At least I know how to spell ‘lieutenant’ now…?
I think I’d heard of this book before, in the vague way that a book’s title is occasionally ingrained into the public consciousness, without any understanding of the content or theme of the novel. Such was The French Lieutenant’s Wife. I’d heard of it, but what did I know about it? Nada.
(EDIT: And apparently I’ve still learned absolutely nothing as I keep calling it by the wrong title… )
Plot summary: Of all John Fowles’ novels The French Lieutenant’s Woman has received the most universal acclaim and today holds a very special place in the canon of post-war English literature. From the god-like stance of the nineteenth-century novelist that he both assumes and gently mocks, to the last detail of dress, idiom and manners, his book is an immaculate recreation of Victorian England.
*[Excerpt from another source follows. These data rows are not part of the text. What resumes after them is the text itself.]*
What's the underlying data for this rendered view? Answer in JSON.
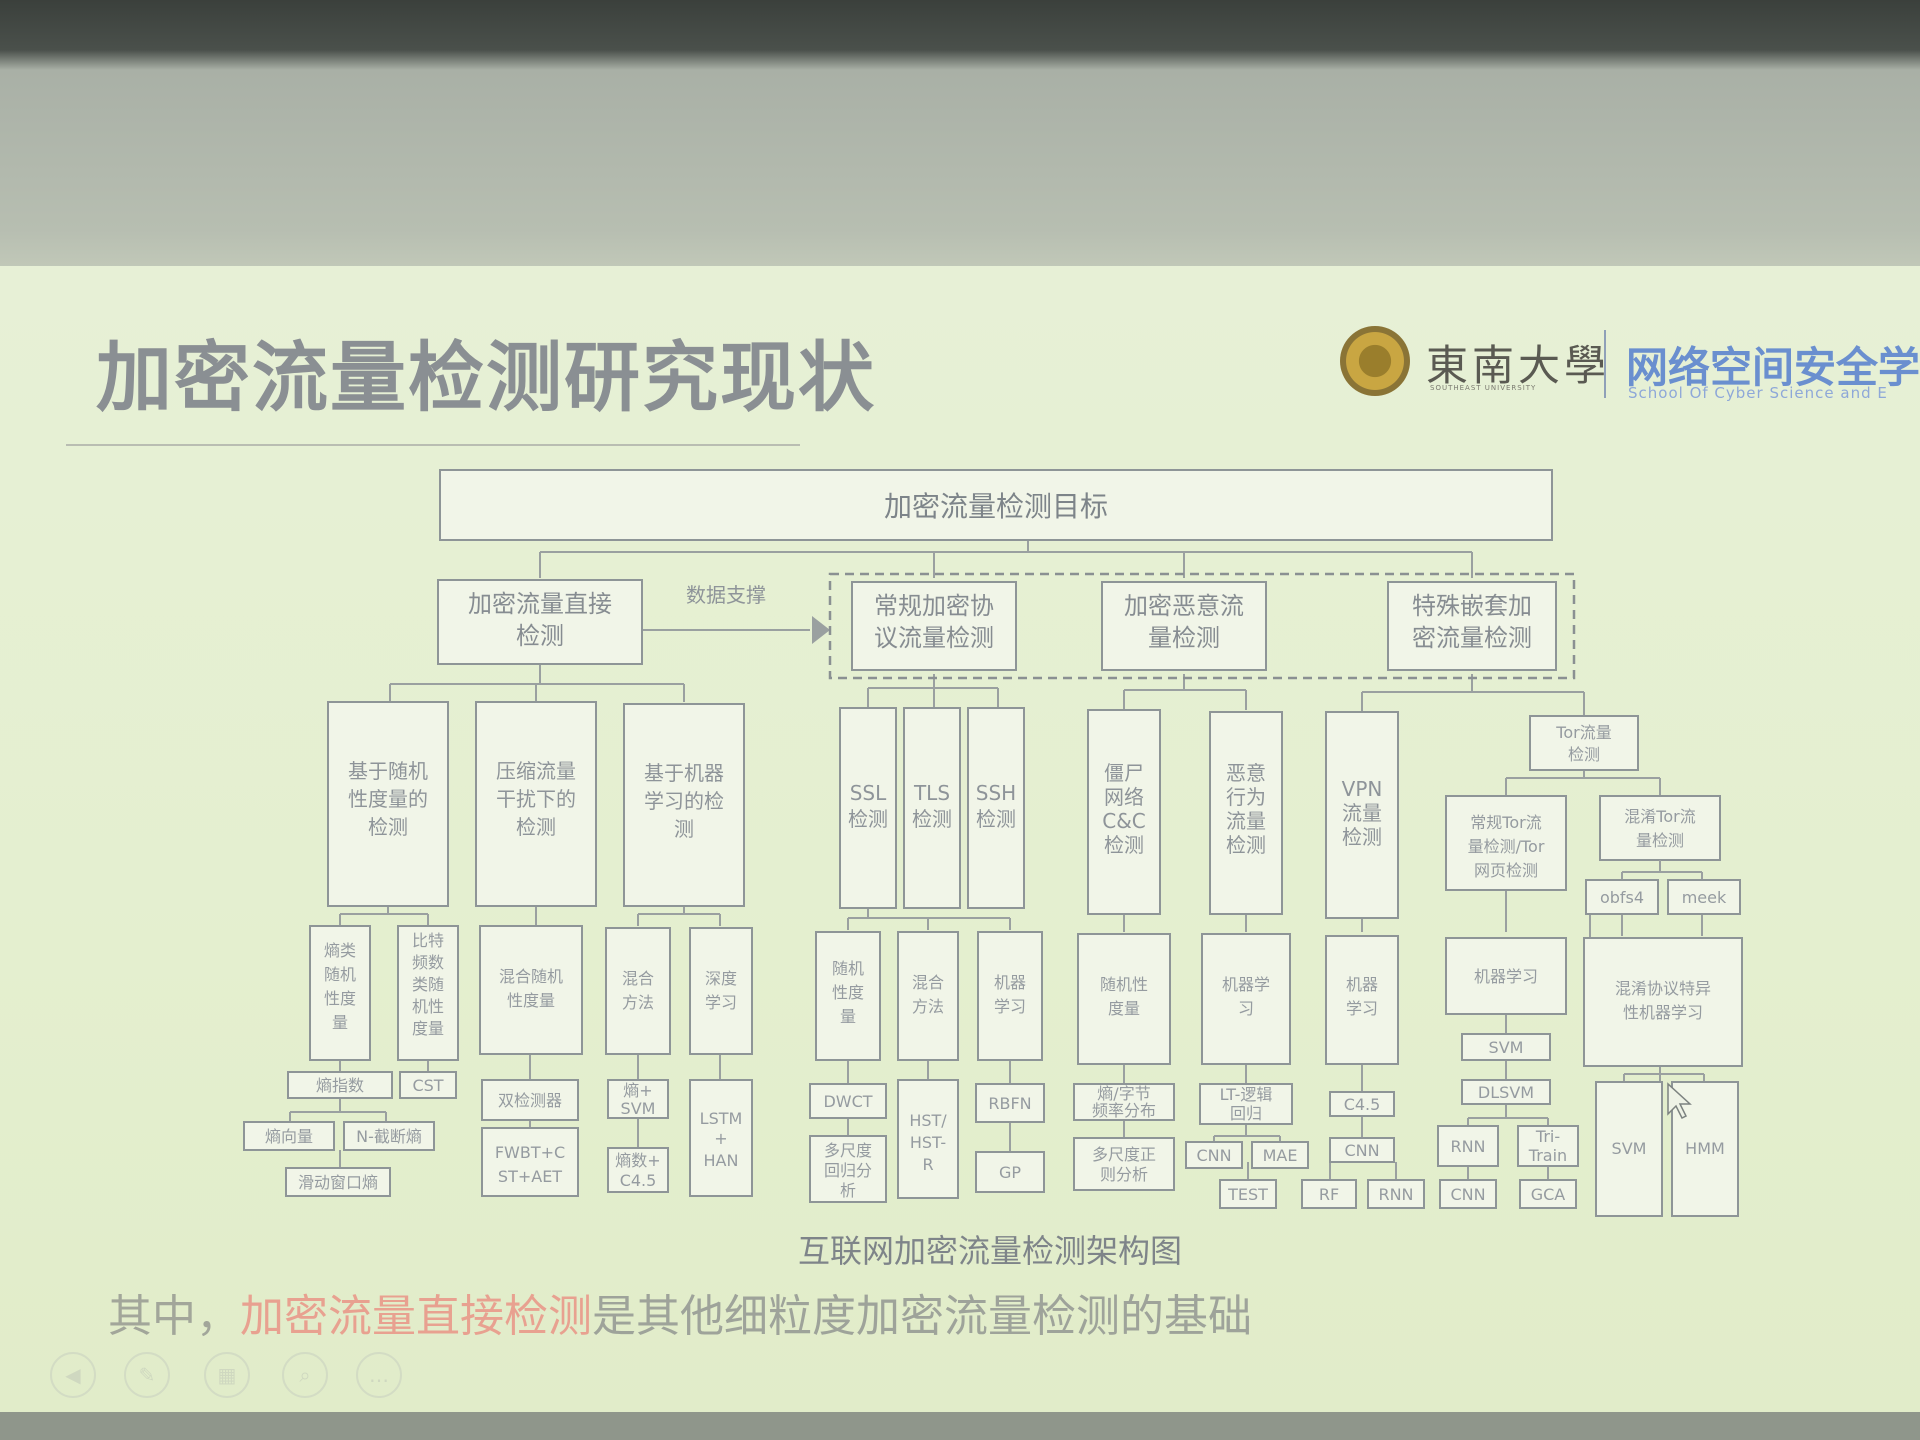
{
  "slide": {
    "title": "加密流量检测研究现状",
    "university_name": "東南大學",
    "university_subtitle": "SOUTHEAST UNIVERSITY",
    "school_name": "网络空间安全学",
    "school_subtitle": "School Of Cyber Science and E"
  },
  "diagram": {
    "root": "加密流量检测目标",
    "support_label": "数据支撑",
    "branches": [
      {
        "label": [
          "加密流量直接",
          "检测"
        ],
        "children": [
          {
            "label": [
              "基于随机",
              "性度量的",
              "检测"
            ],
            "children": [
              {
                "label": [
                  "熵类",
                  "随机",
                  "性度",
                  "量"
                ],
                "methods": [
                  "熵指数",
                  "熵向量",
                  "N-截断熵",
                  "滑动窗口熵"
                ]
              },
              {
                "label": [
                  "比特",
                  "频数",
                  "类随",
                  "机性",
                  "度量"
                ],
                "methods": [
                  "CST"
                ]
              }
            ]
          },
          {
            "label": [
              "压缩流量",
              "干扰下的",
              "检测"
            ],
            "children": [
              {
                "label": [
                  "混合随机",
                  "性度量"
                ],
                "methods": [
                  "双检测器",
                  "FWBT+C",
                  "ST+AET"
                ]
              }
            ]
          },
          {
            "label": [
              "基于机器",
              "学习的检",
              "测"
            ],
            "children": [
              {
                "label": [
                  "混合",
                  "方法"
                ],
                "methods": [
                  "熵+",
                  "SVM",
                  "熵数+",
                  "C4.5"
                ]
              },
              {
                "label": [
                  "深度",
                  "学习"
                ],
                "methods": [
                  "LSTM",
                  "+",
                  "HAN"
                ]
              }
            ]
          }
        ]
      },
      {
        "label": [
          "常规加密协",
          "议流量检测"
        ],
        "children": [
          {
            "label": [
              "SSL",
              "检测"
            ]
          },
          {
            "label": [
              "TLS",
              "检测"
            ]
          },
          {
            "label": [
              "SSH",
              "检测"
            ]
          }
        ],
        "methods_groups": [
          {
            "label": [
              "随机",
              "性度",
              "量"
            ],
            "methods": [
              "DWCT",
              "多尺度",
              "回归分",
              "析"
            ]
          },
          {
            "label": [
              "混合",
              "方法"
            ],
            "methods": [
              "HST/",
              "HST-",
              "R"
            ]
          },
          {
            "label": [
              "机器",
              "学习"
            ],
            "methods": [
              "RBFN",
              "GP"
            ]
          }
        ]
      },
      {
        "label": [
          "加密恶意流",
          "量检测"
        ],
        "children": [
          {
            "label": [
              "僵尸",
              "网络",
              "C&C",
              "检测"
            ],
            "sub": {
              "label": [
                "随机性",
                "度量"
              ],
              "methods": [
                "熵/字节",
                "频率分布",
                "多尺度正",
                "则分析"
              ]
            }
          },
          {
            "label": [
              "恶意",
              "行为",
              "流量",
              "检测"
            ],
            "sub": {
              "label": [
                "机器学",
                "习"
              ],
              "methods": [
                "LT-逻辑",
                "回归",
                "CNN",
                "MAE",
                "TEST"
              ]
            }
          }
        ]
      },
      {
        "label": [
          "特殊嵌套加",
          "密流量检测"
        ],
        "children": [
          {
            "label": [
              "VPN",
              "流量",
              "检测"
            ],
            "sub": {
              "label": [
                "机器",
                "学习"
              ],
              "methods": [
                "C4.5",
                "CNN",
                "RF",
                "RNN"
              ]
            }
          },
          {
            "label": [
              "Tor流量",
              "检测"
            ],
            "children": [
              {
                "label": [
                  "常规Tor流",
                  "量检测/Tor",
                  "网页检测"
                ],
                "sub": {
                  "label": [
                    "机器学习"
                  ],
                  "methods": [
                    "SVM",
                    "DLSVM",
                    "RNN",
                    "Tri-",
                    "Train",
                    "CNN",
                    "GCA"
                  ]
                }
              },
              {
                "label": [
                  "混淆Tor流",
                  "量检测"
                ],
                "protocols": [
                  "obfs4",
                  "meek"
                ],
                "sub": {
                  "label": [
                    "混淆协议特异",
                    "性机器学习"
                  ],
                  "methods": [
                    "SVM",
                    "HMM"
                  ]
                }
              }
            ]
          }
        ]
      }
    ],
    "caption": "互联网加密流量检测架构图"
  },
  "footer": {
    "prefix": "其中，",
    "highlight": "加密流量直接检测",
    "suffix": "是其他细粒度加密流量检测的基础"
  },
  "colors": {
    "slide_background": "#e4efcf",
    "title": "#8a8f93",
    "highlight": "#e8a190",
    "school": "#6a8fcf",
    "box_stroke": "#8e9597"
  }
}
Not only is it the epic love story of two people of insight and imagination seeking escape from the cant and tyranny of their age, The French Lieutenant’s Woman is also a brilliantly sustained allegory of the decline of the twentieth-century passion for freedom.
I bought this after spotting it (and eleven other books – oops) in a charity shop, despite being completely unenlightened by the vagueness of the synopsis above. Even though I knew absolutely nothing about the plot, I simply had to read it based on how much I’d loved The Collector the year before. I’d adored John Fowles’ formal yet chatty narrative, and the way his characters (although dislikeable) were brought to life. I knew at the time that I had to read more of his work. All of it, if possible.
And here we are. The French Lieutenant’s Woman is a simpler plot than The Collector, at least prima facie. The book is set in Lyme Regis in the 1860s, and revolves around a young, recently engaged couple, Charles Smithson and Ernestina Freeman. In the same town, there’s a young woman by the name of Sarah Woodruff who has been scorned for a scandal involving, you guessed it, a French lieutenant.
That’s it, really. That’s the story. The beauty with this novel, however, isn’t the plot, it’s the beauty and ingenuity of the prose. It’s sort of meta, or it would be if that didn’t seem an inappropriate word to use regarding a setting of 1867. Instead of the dark, stream of consciousness narration present in The Collector, the narrator spends a lot of time talking directly to the reader, with phrases such as ‘you’ll have to excuse Charles, he was merely a product of his time.’
It has a similar tone to The Crimson Petal and the White, come to think of it. It’s very much as if the narrator is guiding you along, nudging you to keep up and follow the characters. The author actually pops up as a minor character at one point, just to sit there and muse about the nature of novel-writing. It’s odd, but not jarring.
It’s balanced very well though, and stops short of becoming abstract. There’s a definite story here and it’s not difficult to follow, despite the frequent musings of the pecularities of the Victorian Age. If anything, that was my favourite thing, and it seems to be what has earned The French Lieutenant’s Woman its glory.
She was a ploughman’s daughter, fourth of eleven children who lived with their parents in a poverty too bitter to describe, her home a damp, cramped, two-room cottage in one of those valleys that radiates west from bleak Eggardon. A fashionable young London architect now has the place and comes there for weekends, and loves it, so wild, so out-of-the-way, so picturesquely rural; and perhaps this exorcizes the Victorian horrors that took place there.
I hope so; those visions of the contented country labourer and his brood… were as stupid and pernicious a sentimentalization, therefore a suppression of reality, as that un our own Hollywood films of ‘real’ life… Each age, each guilty age, builds high walls round its Versailles; and personally I hate those walls the most when they are made by literature and art.
I can’t find the quote that I actually wanted to share, but the frequent and direct comparisons between the Victorian era and the current time (well, the 1960s) are so naturally inserted into the text, and are so imminently readable, that I just devoured them.
Honestly, without them the book wouldn’t be half as interesting. The plot is simple and the main character is profoundly irritating. Charles Smithson is just awful. One minute he loves Ernestina for her little quirks, the next he can’t stand the exact same little quirks… ugh. And his attitude towards Sarah Woodruff also doesn’t make a whole lot of sense.
The ending is… odd. You’re provided with an ending in the natural course of the novel, obviously, but then the author pops up and says ‘but because I’m a writer, I can explore what also could have happened,’ and then we’re provided with two other endings. It doesn’t state which is the ‘real’ one, but then that’s sort of the point – Fowles states that because the whole thing is a work of fiction, each ending is as real or unreal as the next.
He’s right, I suppose, but I do really prefer a fixed ending.
It’s fine though, my enjoyment of The French Lieutenant’s Woman wasn’t spoilt by Charles Woodruff nor John Fowles. Read this just for the prose, which reminds me quite a lot of The Crimson Petal and the White, with a smidge of The Collector. It’s so, so well-written in such a unique manner, that I really do recommend that everybody pick it up.